fostering education on sustainable landscaping practices, and creating collaborative partnerships

with environmental organizations.

Through community engagement, the goal is to create a collective effort toward preserving and

restoring the health of wetlands and aquatic ecosystems.

Challenges and Considerations

Potential Obstacles in Implementing Landscaping Alternatives

Resistance to Change:

Addressing resistance from individuals or communities accustomed to existing landscapes

Strategies for effective communication and education to overcome reluctance

Budgetary Constraints:

Challenges related to limited financial resources for implementing landscaping alternatives

Exploration of cost-effective options and potential funding sources

Long-Term Monitoring and Maintenance Considerations

Sustainability of Plantings:

Ensuring the longevity and health of alternative plantings over time

Development of sustainable maintenance plans for ongoing success

Community Involvement Sustainability:

Maintaining community interest and involvement beyond initial implementation

Strategies for creating a lasting culture of environmental stewardship

Balancing Conservation Goals with Recreational Use

Recreational Access Considerations:

Addressing the need for recreational access while preserving natural habitats

Developing guidelines for responsible use to minimize environmental impact

Conflict Resolution:

Strategies for resolving conflicts between conservation goals and public interests

Incorporating community feedback in Adaptive Management Plans

Acknowledging and addressing challenges is integral to the successful implementation of

landscaping alternatives.

This section explores potential obstacles such as resistance to change and budgetary constraints

while also considering the importance of long-term monitoring, maintenance, and balancing

conservation goals with recreational use.

By proactively addressing these challenges, the aim is to create resilient and sustainable strategies

for the restoration and conservation of wetlands and aquatic ecosystems.

Conclusion

Recap of the Importance of Addressing Invasive Wetland and Aquatic

Plants

Environmental Significance:

Reiteration of the threat invasive species pose to biodiversity and ecosystem health

Emphasis on the urgency of addressing the issue for long-term ecological balance

Encouragement for Adopting Sustainable Landscaping Practices

Role of Sustainable Alternatives:

Reinforcement of the positive impact of landscaping alternatives on ecosystems

Encouragement for individuals and communities to prioritize sustainable practices

Call to Action for Conservation Efforts

Individual and Community Responsibility:

Encouragement for individuals to contribute to invasive species management

Empowering communities to actively participate in conservation initiatives

In conclusion, the adoption of landscaping alternatives presents a promising avenue for mitigating

the impact of invasive wetlands and aquatic plants.

By focusing on native species, beneficial plants, and sustainable practices, we can contribute to the

restoration and preservation of these crucial ecosystems.

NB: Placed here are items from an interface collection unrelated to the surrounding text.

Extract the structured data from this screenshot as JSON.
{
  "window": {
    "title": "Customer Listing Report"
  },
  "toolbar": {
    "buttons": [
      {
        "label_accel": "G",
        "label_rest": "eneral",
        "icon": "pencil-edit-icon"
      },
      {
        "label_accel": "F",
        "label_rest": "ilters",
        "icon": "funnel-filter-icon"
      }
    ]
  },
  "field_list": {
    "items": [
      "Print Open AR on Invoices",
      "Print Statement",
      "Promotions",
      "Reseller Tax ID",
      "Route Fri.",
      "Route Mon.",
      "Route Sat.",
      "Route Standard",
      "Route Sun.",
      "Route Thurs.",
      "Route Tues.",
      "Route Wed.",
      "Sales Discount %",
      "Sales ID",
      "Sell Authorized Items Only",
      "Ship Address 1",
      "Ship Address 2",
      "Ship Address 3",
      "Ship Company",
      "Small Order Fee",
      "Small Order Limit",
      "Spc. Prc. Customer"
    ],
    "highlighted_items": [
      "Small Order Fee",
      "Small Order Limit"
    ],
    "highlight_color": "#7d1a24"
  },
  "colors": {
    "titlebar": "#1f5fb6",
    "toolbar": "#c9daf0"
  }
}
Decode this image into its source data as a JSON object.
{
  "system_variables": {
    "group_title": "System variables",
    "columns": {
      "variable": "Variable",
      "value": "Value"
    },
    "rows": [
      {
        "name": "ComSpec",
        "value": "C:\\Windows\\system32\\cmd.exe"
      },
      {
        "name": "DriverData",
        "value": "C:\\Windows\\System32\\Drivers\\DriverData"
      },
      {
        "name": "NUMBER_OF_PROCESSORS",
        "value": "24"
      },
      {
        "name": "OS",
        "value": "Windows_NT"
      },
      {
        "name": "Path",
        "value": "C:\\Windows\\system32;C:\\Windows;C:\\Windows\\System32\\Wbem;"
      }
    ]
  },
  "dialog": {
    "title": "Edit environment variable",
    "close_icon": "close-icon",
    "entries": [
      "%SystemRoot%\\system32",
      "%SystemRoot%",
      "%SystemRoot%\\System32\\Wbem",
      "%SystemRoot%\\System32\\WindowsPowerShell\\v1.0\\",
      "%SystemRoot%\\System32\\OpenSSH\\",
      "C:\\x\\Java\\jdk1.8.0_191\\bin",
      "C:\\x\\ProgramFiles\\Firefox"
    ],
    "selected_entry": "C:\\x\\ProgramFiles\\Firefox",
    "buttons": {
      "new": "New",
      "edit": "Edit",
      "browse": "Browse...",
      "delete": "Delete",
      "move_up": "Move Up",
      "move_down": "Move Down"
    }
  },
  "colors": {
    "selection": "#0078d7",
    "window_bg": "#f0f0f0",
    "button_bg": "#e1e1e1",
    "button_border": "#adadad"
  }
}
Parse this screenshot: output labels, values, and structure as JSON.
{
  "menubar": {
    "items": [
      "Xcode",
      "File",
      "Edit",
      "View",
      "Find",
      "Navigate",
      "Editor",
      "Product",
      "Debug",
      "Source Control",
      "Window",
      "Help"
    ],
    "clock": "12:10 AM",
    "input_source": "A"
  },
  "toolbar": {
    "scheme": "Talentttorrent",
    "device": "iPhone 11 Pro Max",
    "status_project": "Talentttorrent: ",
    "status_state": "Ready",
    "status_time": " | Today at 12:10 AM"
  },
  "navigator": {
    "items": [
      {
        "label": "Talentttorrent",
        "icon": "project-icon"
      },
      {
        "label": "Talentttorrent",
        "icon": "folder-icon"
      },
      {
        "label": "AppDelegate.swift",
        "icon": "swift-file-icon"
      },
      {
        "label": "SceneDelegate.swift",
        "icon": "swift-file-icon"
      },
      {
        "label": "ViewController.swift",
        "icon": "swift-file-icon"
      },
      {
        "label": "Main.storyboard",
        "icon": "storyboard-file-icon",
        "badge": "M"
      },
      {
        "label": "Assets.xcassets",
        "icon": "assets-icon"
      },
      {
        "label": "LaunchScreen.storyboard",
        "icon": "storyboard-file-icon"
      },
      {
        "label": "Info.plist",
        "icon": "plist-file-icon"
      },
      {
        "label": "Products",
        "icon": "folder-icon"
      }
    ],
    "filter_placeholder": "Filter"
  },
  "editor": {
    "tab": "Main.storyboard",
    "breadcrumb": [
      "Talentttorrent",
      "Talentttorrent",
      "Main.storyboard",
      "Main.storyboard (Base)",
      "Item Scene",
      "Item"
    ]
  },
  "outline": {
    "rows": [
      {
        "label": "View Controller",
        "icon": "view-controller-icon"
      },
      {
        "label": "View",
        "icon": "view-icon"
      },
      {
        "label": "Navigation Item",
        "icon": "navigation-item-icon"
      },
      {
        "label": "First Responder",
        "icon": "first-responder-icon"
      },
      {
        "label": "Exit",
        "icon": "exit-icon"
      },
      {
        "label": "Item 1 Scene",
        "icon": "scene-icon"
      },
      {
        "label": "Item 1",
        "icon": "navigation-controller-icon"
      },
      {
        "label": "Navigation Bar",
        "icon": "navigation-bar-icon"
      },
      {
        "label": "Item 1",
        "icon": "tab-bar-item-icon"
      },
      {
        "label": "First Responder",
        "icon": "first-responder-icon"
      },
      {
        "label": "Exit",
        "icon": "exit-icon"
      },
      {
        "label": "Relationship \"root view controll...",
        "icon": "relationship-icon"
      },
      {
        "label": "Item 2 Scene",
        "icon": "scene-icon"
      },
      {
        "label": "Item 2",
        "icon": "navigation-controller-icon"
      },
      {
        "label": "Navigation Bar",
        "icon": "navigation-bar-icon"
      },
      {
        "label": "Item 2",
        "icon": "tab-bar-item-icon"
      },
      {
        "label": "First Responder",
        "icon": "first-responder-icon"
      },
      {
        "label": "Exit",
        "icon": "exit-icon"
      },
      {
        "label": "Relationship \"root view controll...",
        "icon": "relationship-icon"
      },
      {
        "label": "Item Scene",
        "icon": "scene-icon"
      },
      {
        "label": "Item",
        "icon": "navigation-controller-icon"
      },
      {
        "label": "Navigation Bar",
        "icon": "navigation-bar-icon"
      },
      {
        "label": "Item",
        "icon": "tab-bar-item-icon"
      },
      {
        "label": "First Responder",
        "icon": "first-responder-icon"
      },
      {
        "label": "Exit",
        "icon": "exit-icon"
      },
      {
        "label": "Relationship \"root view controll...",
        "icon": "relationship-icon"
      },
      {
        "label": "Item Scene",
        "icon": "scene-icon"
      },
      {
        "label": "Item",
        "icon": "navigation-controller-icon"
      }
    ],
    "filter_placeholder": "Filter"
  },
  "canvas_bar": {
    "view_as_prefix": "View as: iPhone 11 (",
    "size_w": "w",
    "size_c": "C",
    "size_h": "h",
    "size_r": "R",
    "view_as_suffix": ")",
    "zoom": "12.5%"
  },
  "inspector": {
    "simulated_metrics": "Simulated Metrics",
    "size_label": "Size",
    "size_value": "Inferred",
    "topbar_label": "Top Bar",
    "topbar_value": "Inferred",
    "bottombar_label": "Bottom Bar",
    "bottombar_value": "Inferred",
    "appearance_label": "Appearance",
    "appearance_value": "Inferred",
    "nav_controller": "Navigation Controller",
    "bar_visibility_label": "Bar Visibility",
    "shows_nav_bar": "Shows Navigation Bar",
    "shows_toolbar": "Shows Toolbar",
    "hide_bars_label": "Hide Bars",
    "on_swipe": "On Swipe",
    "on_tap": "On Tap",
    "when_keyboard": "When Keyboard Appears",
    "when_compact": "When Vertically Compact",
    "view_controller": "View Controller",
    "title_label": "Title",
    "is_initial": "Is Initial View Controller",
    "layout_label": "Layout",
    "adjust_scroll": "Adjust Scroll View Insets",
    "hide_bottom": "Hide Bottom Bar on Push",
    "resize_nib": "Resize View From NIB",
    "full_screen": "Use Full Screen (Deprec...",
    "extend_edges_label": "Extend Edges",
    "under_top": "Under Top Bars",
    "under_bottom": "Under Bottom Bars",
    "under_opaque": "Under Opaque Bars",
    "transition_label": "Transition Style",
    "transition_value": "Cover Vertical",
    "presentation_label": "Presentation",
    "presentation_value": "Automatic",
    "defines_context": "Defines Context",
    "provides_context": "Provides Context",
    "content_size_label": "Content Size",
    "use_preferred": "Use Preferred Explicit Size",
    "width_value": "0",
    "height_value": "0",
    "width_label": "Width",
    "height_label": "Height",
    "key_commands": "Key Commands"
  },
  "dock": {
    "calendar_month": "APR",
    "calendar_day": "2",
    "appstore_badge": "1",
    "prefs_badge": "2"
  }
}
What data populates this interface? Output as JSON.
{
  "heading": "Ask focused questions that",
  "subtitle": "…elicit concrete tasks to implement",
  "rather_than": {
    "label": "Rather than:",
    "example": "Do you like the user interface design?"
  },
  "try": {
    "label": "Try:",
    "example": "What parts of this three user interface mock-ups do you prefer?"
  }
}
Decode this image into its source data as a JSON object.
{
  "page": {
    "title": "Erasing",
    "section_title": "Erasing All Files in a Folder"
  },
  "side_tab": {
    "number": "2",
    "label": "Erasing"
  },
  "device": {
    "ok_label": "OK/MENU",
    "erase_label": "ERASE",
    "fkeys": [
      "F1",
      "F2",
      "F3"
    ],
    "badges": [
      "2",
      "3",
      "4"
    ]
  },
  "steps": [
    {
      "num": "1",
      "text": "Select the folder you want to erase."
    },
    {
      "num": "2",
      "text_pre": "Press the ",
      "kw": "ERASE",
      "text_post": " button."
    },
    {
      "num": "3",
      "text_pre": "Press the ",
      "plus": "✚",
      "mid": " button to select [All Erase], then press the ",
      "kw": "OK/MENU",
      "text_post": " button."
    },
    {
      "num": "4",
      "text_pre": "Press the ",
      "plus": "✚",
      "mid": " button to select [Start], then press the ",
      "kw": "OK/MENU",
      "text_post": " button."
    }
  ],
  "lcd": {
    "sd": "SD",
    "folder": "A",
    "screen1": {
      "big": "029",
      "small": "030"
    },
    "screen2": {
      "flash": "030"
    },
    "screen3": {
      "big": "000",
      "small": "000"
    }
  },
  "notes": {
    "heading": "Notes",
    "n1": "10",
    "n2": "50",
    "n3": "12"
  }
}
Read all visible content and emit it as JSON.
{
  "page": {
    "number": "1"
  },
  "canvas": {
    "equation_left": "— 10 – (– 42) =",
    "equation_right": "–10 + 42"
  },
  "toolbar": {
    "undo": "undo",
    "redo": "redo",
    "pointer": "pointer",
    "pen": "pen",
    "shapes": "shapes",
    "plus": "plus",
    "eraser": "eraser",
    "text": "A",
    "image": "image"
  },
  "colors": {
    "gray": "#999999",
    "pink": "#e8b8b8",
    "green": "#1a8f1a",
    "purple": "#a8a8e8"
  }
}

The success stories presented in case studies underscore the tangible benefits achievable through

thoughtful landscaping strategies.

Through community engagement, education, and collaboration, a collective effort can be made

towards fostering environmental stewardship.

The challenges outlined are opportunities for innovation and perseverance and with a commitment

to ongoing monitoring and adaptive management, we can ensure a harmonious balance between

human activities and the conservation of our invaluable wetland and aquatic environments.

Aqsa Kanwal

Aqsa Kanwal